Defense Secretary Donald Rumsfeld tells Congress the U.S.-led war on terrorism is closer to the beginning than the end. Mr. Rumsfeld said Osama bin Laden's al-Qaida network blamed for last September's attacks is still able to strike worldwide.
The campaign against al-Qaida and the Taleban has made progress, but nearly a year after the September 11 terrorist bombings, Osama bin-Laden still remains nowhere to be found. Secretary Rumsfeld told a Senate panel there have been no fresh leads regarding his whereabouts, despite press reports that he might be in Pakistan.
"We do not know if he's dead or alive. We do know that he is having a great deal of difficulty functioning. He may be dead, he may be seriously wounded, he may be in Afghanistan. He may be somewhere else. But wherever he is, if he is, you can be certain, he is having one dickens of a time operating," Mr. Rumsfeld said.
And, he said the world can expect more terrorist attacks by an al-Qaida network still operating in 60 countries including the United States.
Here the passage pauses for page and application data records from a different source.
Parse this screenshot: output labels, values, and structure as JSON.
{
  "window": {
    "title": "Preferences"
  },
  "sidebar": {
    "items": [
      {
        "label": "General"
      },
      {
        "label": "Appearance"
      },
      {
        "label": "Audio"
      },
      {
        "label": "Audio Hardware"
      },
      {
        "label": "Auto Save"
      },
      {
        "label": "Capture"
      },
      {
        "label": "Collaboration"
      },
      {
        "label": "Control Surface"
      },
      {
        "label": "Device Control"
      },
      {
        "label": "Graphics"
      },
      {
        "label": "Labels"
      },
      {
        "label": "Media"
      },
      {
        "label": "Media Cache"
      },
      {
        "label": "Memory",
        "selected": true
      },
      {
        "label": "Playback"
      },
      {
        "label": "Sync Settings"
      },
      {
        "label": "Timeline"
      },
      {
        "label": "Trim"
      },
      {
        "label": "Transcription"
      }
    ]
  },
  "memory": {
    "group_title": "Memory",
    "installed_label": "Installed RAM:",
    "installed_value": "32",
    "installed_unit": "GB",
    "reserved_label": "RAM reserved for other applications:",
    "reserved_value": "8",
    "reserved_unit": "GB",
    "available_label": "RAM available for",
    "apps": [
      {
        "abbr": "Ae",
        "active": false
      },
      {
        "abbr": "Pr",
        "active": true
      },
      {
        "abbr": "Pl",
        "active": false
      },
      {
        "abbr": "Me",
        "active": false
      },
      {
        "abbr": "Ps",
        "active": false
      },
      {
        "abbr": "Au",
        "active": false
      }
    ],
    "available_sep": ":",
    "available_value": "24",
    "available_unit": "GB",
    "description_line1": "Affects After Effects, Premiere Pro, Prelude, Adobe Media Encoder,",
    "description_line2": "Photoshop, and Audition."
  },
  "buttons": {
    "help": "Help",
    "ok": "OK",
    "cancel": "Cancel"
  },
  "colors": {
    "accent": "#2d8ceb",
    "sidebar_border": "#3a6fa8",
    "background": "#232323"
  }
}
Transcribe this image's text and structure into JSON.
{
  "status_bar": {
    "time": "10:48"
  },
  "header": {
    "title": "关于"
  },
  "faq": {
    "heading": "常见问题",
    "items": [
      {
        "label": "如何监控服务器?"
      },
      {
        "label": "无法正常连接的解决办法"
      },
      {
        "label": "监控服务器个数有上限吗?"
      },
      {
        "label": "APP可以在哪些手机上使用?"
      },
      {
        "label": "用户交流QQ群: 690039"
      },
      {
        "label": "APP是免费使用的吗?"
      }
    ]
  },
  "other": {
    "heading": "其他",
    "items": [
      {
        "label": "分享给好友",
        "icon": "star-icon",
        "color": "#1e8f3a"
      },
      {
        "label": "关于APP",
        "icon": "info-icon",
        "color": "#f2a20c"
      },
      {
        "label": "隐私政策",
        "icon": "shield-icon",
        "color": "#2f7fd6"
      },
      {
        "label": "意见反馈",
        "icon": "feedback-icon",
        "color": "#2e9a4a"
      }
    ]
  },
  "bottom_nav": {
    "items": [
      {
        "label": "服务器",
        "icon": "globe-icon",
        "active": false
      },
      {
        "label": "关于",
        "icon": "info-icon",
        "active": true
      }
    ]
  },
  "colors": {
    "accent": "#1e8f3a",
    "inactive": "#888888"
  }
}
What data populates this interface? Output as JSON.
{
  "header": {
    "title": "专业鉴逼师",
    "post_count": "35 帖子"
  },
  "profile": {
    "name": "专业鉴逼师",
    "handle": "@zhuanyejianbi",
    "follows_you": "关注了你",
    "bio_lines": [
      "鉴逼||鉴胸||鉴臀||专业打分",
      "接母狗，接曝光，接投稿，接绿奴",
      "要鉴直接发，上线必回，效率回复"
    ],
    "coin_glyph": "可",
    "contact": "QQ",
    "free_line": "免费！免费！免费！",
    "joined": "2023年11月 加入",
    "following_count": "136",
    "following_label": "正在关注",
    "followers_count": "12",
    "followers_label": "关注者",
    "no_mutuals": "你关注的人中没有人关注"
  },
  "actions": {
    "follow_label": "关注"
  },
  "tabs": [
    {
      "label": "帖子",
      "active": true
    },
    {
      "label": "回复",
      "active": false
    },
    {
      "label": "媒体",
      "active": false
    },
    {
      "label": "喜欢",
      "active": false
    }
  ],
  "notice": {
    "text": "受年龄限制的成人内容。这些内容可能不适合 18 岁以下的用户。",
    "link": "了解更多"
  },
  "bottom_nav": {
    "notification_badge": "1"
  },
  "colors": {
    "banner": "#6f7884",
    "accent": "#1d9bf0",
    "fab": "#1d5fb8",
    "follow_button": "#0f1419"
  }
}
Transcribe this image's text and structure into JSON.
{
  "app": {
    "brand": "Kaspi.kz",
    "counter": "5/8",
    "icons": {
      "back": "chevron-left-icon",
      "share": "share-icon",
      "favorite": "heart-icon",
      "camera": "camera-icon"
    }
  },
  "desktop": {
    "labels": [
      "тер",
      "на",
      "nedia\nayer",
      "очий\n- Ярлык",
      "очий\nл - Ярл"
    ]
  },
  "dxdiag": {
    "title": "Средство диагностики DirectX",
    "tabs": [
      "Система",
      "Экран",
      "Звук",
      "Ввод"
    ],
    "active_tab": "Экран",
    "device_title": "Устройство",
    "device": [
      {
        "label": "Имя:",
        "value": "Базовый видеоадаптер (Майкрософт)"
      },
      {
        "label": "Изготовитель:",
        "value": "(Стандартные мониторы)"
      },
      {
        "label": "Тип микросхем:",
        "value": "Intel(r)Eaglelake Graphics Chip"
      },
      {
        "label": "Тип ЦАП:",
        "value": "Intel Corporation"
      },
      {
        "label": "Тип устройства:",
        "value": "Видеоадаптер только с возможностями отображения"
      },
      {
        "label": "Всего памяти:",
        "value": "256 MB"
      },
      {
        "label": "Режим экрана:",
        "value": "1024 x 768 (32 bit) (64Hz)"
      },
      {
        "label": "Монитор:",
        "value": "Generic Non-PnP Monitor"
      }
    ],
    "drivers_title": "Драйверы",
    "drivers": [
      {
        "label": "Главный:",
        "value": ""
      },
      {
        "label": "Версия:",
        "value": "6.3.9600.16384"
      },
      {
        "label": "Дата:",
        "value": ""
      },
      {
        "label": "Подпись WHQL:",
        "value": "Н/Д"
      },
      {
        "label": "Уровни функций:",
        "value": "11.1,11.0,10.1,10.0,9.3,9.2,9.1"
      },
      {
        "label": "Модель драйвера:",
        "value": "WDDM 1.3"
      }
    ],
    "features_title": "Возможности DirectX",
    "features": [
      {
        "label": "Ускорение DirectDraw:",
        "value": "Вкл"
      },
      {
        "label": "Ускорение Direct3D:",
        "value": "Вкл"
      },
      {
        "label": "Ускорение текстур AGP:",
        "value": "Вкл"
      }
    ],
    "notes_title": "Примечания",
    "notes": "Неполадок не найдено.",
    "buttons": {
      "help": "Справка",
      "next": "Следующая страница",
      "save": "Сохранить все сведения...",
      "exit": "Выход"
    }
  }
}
That led to an outburst of frustration from Democratic Senator Max Cleland, who wonders whether the Bush administration has lost sight of its goal in waging the military campaign in Afghanistan. "I think it's fine to nation build or liberate Afghanistan. But for me, the frustration continues because we still have not killed or captured Osama bin Laden and his terrorist cadre," Senator Cleland said.
That prompted this sharp response from Secretary Rumsfeld. "Do we know where he is? Do we have coordinates? No. Are trying hard? Is intelligence working on it? You bet it is. Mission number one you said ought to be al-Qaida and the Taleban. That is exactly what we're doing and we're doing it all across the globe. People are getting arrested every day. Arms caches are being discovered every day. People are being interrogated, people are being detained. It seems to me that the United States armed forces were designed to deal with armies, navies and air forces. Doing a single manhunt is a different type of thing," he said.
He and General Tommy Franks, the top Pentagon commander for Central Asia, say the mission in Afghanistan is far from complete and won't be over at least until a new Afghan army is fully trained and able to maintain the country's security.
Both testified the fact that more than a million Afghan refugees have returned home since the war began last October is evidence that conditions are much better now than they were before.